>>>>

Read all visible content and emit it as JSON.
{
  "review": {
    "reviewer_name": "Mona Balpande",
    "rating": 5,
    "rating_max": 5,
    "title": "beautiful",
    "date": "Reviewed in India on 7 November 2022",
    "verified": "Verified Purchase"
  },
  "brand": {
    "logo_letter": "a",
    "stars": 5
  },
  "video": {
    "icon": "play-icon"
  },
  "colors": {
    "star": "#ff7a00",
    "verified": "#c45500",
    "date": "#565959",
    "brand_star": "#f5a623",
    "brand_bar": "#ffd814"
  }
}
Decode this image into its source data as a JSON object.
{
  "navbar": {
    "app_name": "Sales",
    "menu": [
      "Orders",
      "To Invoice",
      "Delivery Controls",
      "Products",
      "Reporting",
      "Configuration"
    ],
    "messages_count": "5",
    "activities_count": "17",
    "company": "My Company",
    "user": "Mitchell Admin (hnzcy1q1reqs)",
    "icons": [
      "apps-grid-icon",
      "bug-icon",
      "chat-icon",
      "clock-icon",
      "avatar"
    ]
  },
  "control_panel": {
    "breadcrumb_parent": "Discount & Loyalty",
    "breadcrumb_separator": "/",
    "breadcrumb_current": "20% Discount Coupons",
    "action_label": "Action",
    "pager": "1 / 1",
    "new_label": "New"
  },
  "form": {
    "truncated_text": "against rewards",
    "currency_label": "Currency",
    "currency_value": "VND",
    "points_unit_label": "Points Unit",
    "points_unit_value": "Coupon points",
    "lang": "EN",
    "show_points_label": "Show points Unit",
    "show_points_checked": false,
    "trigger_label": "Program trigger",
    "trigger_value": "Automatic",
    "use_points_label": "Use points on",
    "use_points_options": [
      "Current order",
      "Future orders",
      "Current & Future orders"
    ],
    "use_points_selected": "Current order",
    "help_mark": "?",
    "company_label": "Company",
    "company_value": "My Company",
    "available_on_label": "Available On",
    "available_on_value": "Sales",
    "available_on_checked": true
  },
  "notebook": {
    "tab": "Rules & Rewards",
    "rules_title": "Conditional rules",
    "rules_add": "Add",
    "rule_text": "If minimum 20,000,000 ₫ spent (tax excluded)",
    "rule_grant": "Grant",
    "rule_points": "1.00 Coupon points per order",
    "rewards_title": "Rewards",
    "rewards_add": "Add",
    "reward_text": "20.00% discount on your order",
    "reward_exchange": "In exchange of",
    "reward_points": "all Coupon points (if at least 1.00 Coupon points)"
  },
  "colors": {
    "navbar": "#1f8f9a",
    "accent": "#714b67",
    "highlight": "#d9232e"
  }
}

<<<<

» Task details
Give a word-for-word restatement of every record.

» Exercise output
Read all visible content and emit it as JSON.
{
  "review": {
    "reviewer_name": "Mona Balpande",
    "rating": 5,
    "rating_max": 5,
    "title": "beautiful",
    "date": "Reviewed in India on 7 November 2022",
    "verified": "Verified Purchase"
  },
  "brand": {
    "logo_letter": "a",
    "stars": 5
  },
  "video": {
    "icon": "play-icon"
  },
  "colors": {
    "star": "#ff7a00",
    "verified": "#c45500",
    "date": "#565959",
    "brand_star": "#f5a623",
    "brand_bar": "#ffd814"
  }
}
Decode this image into its source data as a JSON object.
{
  "navbar": {
    "app_name": "Sales",
    "menu": [
      "Orders",
      "To Invoice",
      "Delivery Controls",
      "Products",
      "Reporting",
      "Configuration"
    ],
    "messages_count": "5",
    "activities_count": "17",
    "company": "My Company",
    "user": "Mitchell Admin (hnzcy1q1reqs)",
    "icons": [
      "apps-grid-icon",
      "bug-icon",
      "chat-icon",
      "clock-icon",
      "avatar"
    ]
  },
  "control_panel": {
    "breadcrumb_parent": "Discount & Loyalty",
    "breadcrumb_separator": "/",
    "breadcrumb_current": "20% Discount Coupons",
    "action_label": "Action",
    "pager": "1 / 1",
    "new_label": "New"
  },
  "form": {
    "truncated_text": "against rewards",
    "currency_label": "Currency",
    "currency_value": "VND",
    "points_unit_label": "Points Unit",
    "points_unit_value": "Coupon points",
    "lang": "EN",
    "show_points_label": "Show points Unit",
    "show_points_checked": false,
    "trigger_label": "Program trigger",
    "trigger_value": "Automatic",
    "use_points_label": "Use points on",
    "use_points_options": [
      "Current order",
      "Future orders",
      "Current & Future orders"
    ],
    "use_points_selected": "Current order",
    "help_mark": "?",
    "company_label": "Company",
    "company_value": "My Company",
    "available_on_label": "Available On",
    "available_on_value": "Sales",
    "available_on_checked": true
  },
  "notebook": {
    "tab": "Rules & Rewards",
    "rules_title": "Conditional rules",
    "rules_add": "Add",
    "rule_text": "If minimum 20,000,000 ₫ spent (tax excluded)",
    "rule_grant": "Grant",
    "rule_points": "1.00 Coupon points per order",
    "rewards_title": "Rewards",
    "rewards_add": "Add",
    "reward_text": "20.00% discount on your order",
    "reward_exchange": "In exchange of",
    "reward_points": "all Coupon points (if at least 1.00 Coupon points)"
  },
  "colors": {
    "navbar": "#1f8f9a",
    "accent": "#714b67",
    "highlight": "#d9232e"
  }
}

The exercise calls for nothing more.